I know it sounds like that stupid Cheerios commercial, but it’s true. I just got my results back from the doc, and they were even better than expected:
|Jan. 2003||Feb. 2004||Notes|
|Total Cholesterol||221||126||Borderline High is 200-240.
Desriable is less than 200.
|LDL||114||55||Near optimal is 100-129
Optimal is less than 100
|HDL||58||58||Anything over 40 is good.|
|Triglycerides||243||65||High is 200-500.
Normal is less than 150.
The American Heart Association has a nice page describing cholesterol numbers.
To achieve this goal, I went on a diet low in saturated and trans fat and started running and weight lifting. As an extremely nice side benefit, I lost about 45 pounds, going from 209 last January to 164, currently. So needless to say, the past year has been rather amazing. I’m really at a loss for words on how well diet and exercise really do work. And I’m not talking about low-carb diets like Atkins or South Beach. Hell, in a typical breakfast, I’ll have about 100 grams of carbohydrates. Atkins wants to keep you below 20g for a whole day during induction. I know more studies really need to be done, but I call bullshit on low-carb diets. And even if they do work, they just don’t sound that healthy to me. The only points I agree with Atkins and South Beach on are stay away from trans fat and refined flour and sugar, eating only whole grains. Time will tell, I guess. And contrary to popular belief, I’m not hungry all the time eating lots of carbs. Sure, it did take some getting used to. Because typical portion sizes are so huge and the whole “clean your plate” mentality, you really have to re-train yourself to know when to stop eating.
While I didn’t use any magical diet, exercise machine, or drug, I’ll let you in on the tools I did use. First, I opened an account on eDiets.com. This was a great starting point since I didn’t even know how to begin a diet low in saturated fat. You just pick the type of diet you’re interested in, in my case, cholesterol lowering, and they provide you with a weekly meal plan, complete with a shopping list. My daily caloric intake was about 1,800. One annoying part of the meal plans was that invariably it chose many meals I just wouldn’t eat. So every week, I had to go in and tweak the meals, which was rather time consuming.
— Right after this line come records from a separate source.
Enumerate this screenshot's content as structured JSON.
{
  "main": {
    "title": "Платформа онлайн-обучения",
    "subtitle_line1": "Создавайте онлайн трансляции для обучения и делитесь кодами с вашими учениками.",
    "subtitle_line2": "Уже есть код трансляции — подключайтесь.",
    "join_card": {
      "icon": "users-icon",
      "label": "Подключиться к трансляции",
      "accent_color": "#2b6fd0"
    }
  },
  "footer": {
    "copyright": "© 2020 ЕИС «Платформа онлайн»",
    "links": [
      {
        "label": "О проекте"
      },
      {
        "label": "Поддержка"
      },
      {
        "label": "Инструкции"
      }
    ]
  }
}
And there’s no way to say “never assign me this recipe again.” You can pick a mix of recipes or frozen dinners. I didn’t really follow the plan when we went out for lunch at work, but after a while, I could pick out good foods and restaurants. The big things to avoid are cheese and butter, large portions, and anything fried. Often, I would eat only 1/2 or 1/3 of the meal served. I’m still using eDiets, but I’m trying to wean myself off that monthly payment. The American Heart Association publishes many good cookbooks with tasy recipies. I have the Quick & Easy book. My only complaint is that the recipies are very large for a single person. But I just make them on Sunday, and then I have dinner for a few nights the rest of the week.
For weight lifting, I bought a Bowflex Power Pro XT. Don’t order online! Call ‘em up and tell them you saw a commercial for a free leg attachment. You’ll save $200. Sure, Bowflex has cheesy commercials, but it was actually recommended from a friend of mine who is a personal trainer. And while, I may not get the best workout, it does the job and it’s very convenient. Keep in mind that $1,000 is 20 months of a $50/month health club. So joining a club may be better for someone else.
For cardio, I started running last September. I hated running while growing up, but I decided that running is a great cardio workout, and you don’t need a lot of fancy equipment. You can just go right outside your front door. The only downside is that it gets a wee bit cold here in Chicago during December, January, and Februrary. Luckily, my condo building has a fitness room with a treadmill. My only advice for running is to get some good running shoes, socks, and shirts. And increase mileage slowly.
A couple other books I found useful were Cholesterol for Dummies and Restaurant Confidential, both of which I picked up at my local library. I’ll probably buy the latter since it has some good reference material.
So, yes, it has been a lot of hard work. But then again, it took many years of irresponsibility to get my body in the shape it was. It’s no surprise that it took a year of dedication to reverse that. And I’m not one for relying on pill popping, if at all possible. After hearing these results, I’m not sorry at all about the lifestyle changes I made. In fact, it only encourages me to keep them up. The AHA and FDA are correct in their advice, IMO.